Component data from apps and pages:
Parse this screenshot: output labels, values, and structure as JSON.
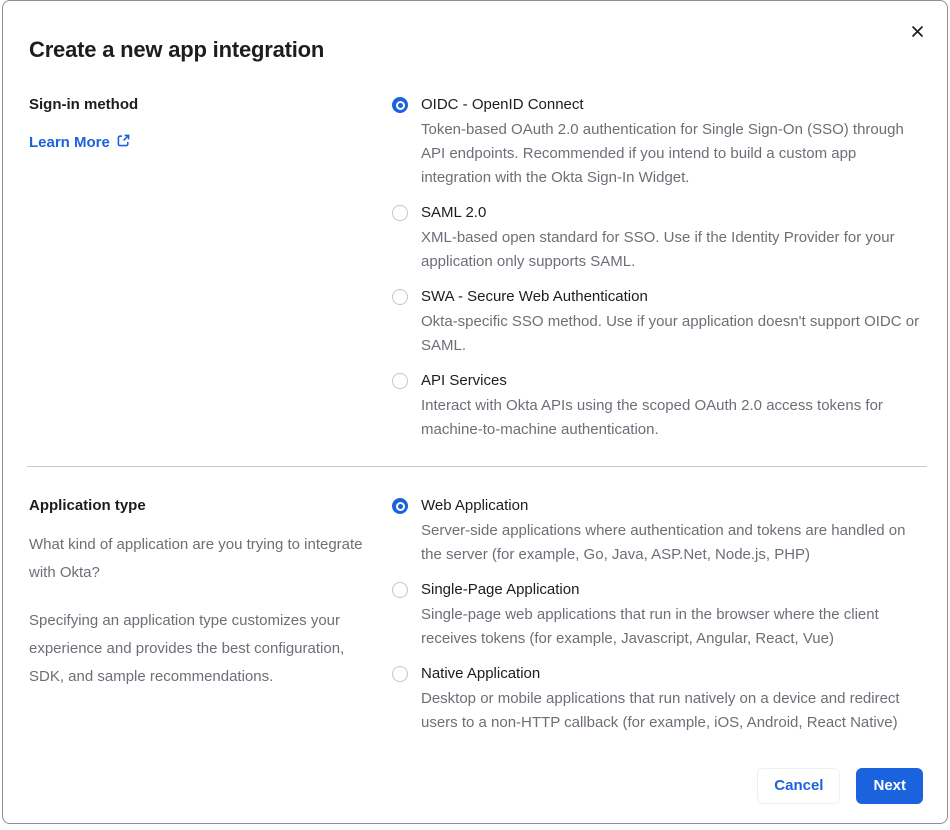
{
  "modal": {
    "title": "Create a new app integration"
  },
  "signin": {
    "heading": "Sign-in method",
    "learn_more_label": "Learn More",
    "options": [
      {
        "label": "OIDC - OpenID Connect",
        "description": "Token-based OAuth 2.0 authentication for Single Sign-On (SSO) through API endpoints. Recommended if you intend to build a custom app integration with the Okta Sign-In Widget.",
        "selected": true
      },
      {
        "label": "SAML 2.0",
        "description": "XML-based open standard for SSO. Use if the Identity Provider for your application only supports SAML.",
        "selected": false
      },
      {
        "label": "SWA - Secure Web Authentication",
        "description": "Okta-specific SSO method. Use if your application doesn't support OIDC or SAML.",
        "selected": false
      },
      {
        "label": "API Services",
        "description": "Interact with Okta APIs using the scoped OAuth 2.0 access tokens for machine-to-machine authentication.",
        "selected": false
      }
    ]
  },
  "apptype": {
    "heading": "Application type",
    "paragraph1": "What kind of application are you trying to integrate with Okta?",
    "paragraph2": "Specifying an application type customizes your experience and provides the best configuration, SDK, and sample recommendations.",
    "options": [
      {
        "label": "Web Application",
        "description": "Server-side applications where authentication and tokens are handled on the server (for example, Go, Java, ASP.Net, Node.js, PHP)",
        "selected": true
      },
      {
        "label": "Single-Page Application",
        "description": "Single-page web applications that run in the browser where the client receives tokens (for example, Javascript, Angular, React, Vue)",
        "selected": false
      },
      {
        "label": "Native Application",
        "description": "Desktop or mobile applications that run natively on a device and redirect users to a non-HTTP callback (for example, iOS, Android, React Native)",
        "selected": false
      }
    ]
  },
  "footer": {
    "cancel_label": "Cancel",
    "next_label": "Next"
  },
  "colors": {
    "accent_blue": "#1b63de",
    "text_dark": "#1d1d21",
    "text_gray": "#6e6e78",
    "modal_border": "#8e8e98",
    "divider": "#c9c9cf",
    "radio_unselected_border": "#c6c6cc"
  }
}
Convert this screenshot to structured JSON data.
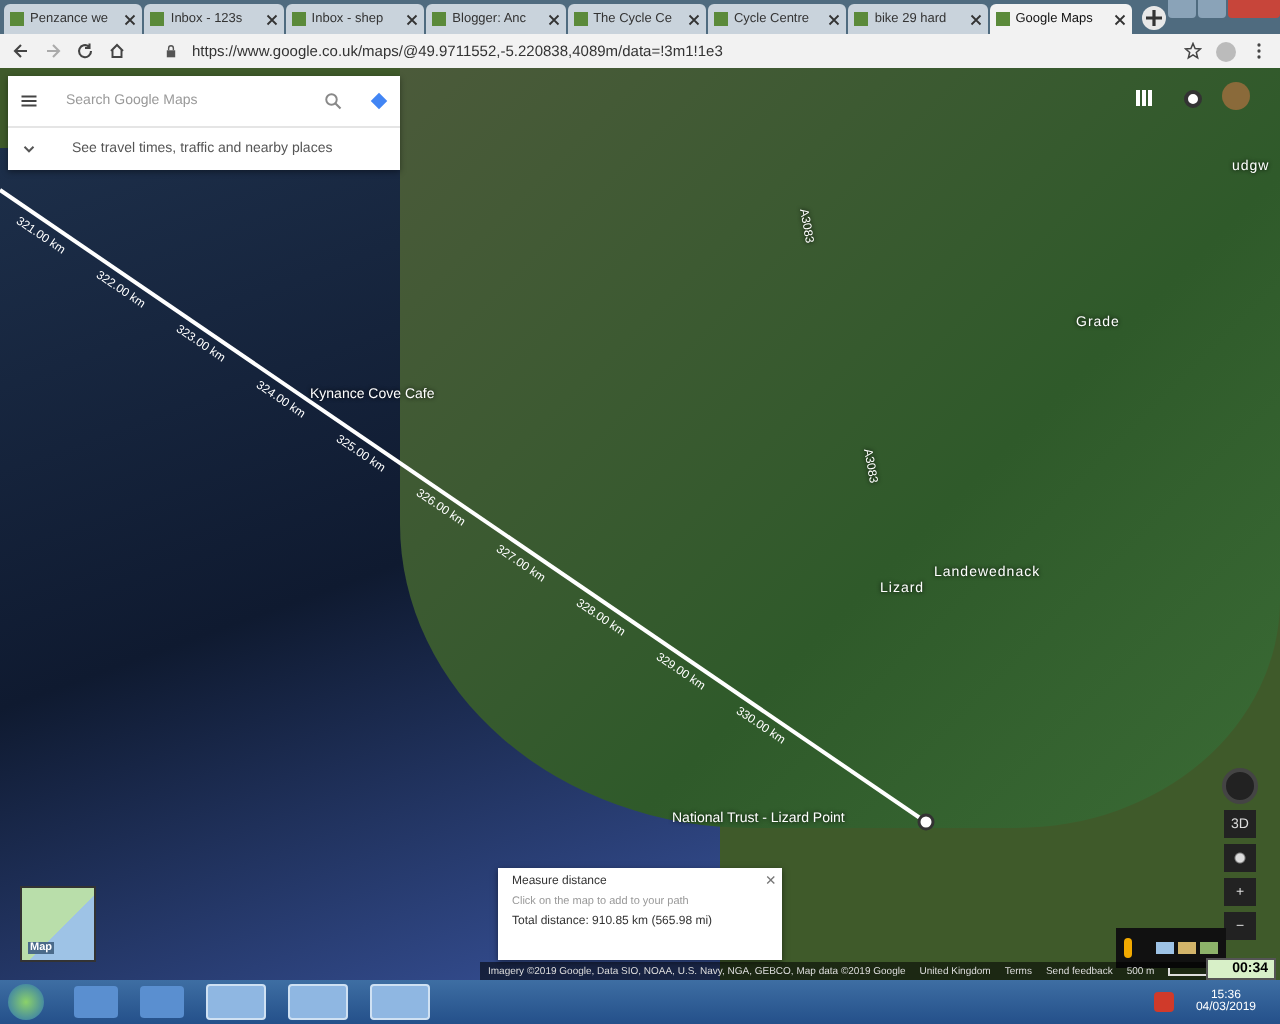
{
  "tabs": [
    {
      "label": "Penzance we",
      "selected": false
    },
    {
      "label": "Inbox - 123s",
      "selected": false
    },
    {
      "label": "Inbox - shep",
      "selected": false
    },
    {
      "label": "Blogger: Anc",
      "selected": false
    },
    {
      "label": "The Cycle Ce",
      "selected": false
    },
    {
      "label": "Cycle Centre",
      "selected": false
    },
    {
      "label": "bike 29 hard",
      "selected": false
    },
    {
      "label": "Google Maps",
      "selected": true
    }
  ],
  "address_bar": {
    "url": "https://www.google.co.uk/maps/@49.9711552,-5.220838,4089m/data=!3m1!1e3"
  },
  "search": {
    "placeholder": "Search Google Maps",
    "hint": "See travel times, traffic and nearby places"
  },
  "map_labels": [
    {
      "text": "Kynance Cove Cafe",
      "kind": "poi"
    },
    {
      "text": "Lizard",
      "kind": "place"
    },
    {
      "text": "Landewednack",
      "kind": "place"
    },
    {
      "text": "Grade",
      "kind": "place"
    },
    {
      "text": "udgw",
      "kind": "place"
    },
    {
      "text": "National Trust - Lizard Point",
      "kind": "poi"
    },
    {
      "text": "A3083",
      "kind": "road"
    },
    {
      "text": "A3083",
      "kind": "road"
    }
  ],
  "distance_labels": [
    "321.00 km",
    "322.00 km",
    "323.00 km",
    "324.00 km",
    "325.00 km",
    "326.00 km",
    "327.00 km",
    "328.00 km",
    "329.00 km",
    "330.00 km"
  ],
  "measure": {
    "title": "Measure distance",
    "hint": "Click on the map to add to your path",
    "total": "Total distance: 910.85 km (565.98 mi)",
    "close": "×"
  },
  "layer_switch": {
    "label": "Map"
  },
  "controls": {
    "tilt": "3D",
    "zoom_in": "+",
    "zoom_out": "−"
  },
  "footer": [
    "Imagery ©2019 Google, Data SIO, NOAA, U.S. Navy, NGA, GEBCO, Map data ©2019 Google",
    "United Kingdom",
    "Terms",
    "Send feedback"
  ],
  "scale": "500 m",
  "timer": "00:34",
  "clock": {
    "time": "15:36",
    "date": "04/03/2019"
  }
}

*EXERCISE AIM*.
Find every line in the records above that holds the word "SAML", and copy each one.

*FINAL ANSWER*.
        "label": "SAML 2.0",
        "description": "XML-based open standard for SSO. Use if the Identity Provider for your application only supports SAML.",
        "description": "Okta-specific SSO method. Use if your application doesn't support OIDC or SAML.",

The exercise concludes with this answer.